Rowhider 17 October 2014

Driver's car

For me, the best driver's car is the Cayman GTS: it's usable everyday, it's a nice coupé with enough confort to go at job or to the nearest circuit. Its overhall balance is just perfect with a central engine, an excellent braking system and a low consumtion at road legal speed.

The Megane RS is a pretty good driver's car but as they said: she's front drived so far more efficient on tortuous tracks that at Castle Comb (too fast) with its power, but a must have for B-roads.

mgbv8man 15 October 2014

Where's the big three?

Surely there are three big badges missing? 918,La Ferrari & P1 anyone?
Jeremy 15 October 2014

Agree winniethewoo

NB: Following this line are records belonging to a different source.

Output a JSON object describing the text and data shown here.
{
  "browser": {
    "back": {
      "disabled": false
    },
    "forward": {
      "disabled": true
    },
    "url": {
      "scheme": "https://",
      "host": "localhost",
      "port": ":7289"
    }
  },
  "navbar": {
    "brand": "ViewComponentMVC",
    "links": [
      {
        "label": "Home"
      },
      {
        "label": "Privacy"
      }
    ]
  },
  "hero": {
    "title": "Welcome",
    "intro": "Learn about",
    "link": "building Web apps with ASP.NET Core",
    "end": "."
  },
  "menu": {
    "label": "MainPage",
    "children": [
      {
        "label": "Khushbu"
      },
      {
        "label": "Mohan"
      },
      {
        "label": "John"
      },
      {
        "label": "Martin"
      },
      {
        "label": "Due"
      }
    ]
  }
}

I like driving but these cars are so far removed from reality that it is a pointless exercise. I used to have a Boxster S and the only time I could use more than 50% of its capability was on a track day. To try and do so on public roads is just plain stupid.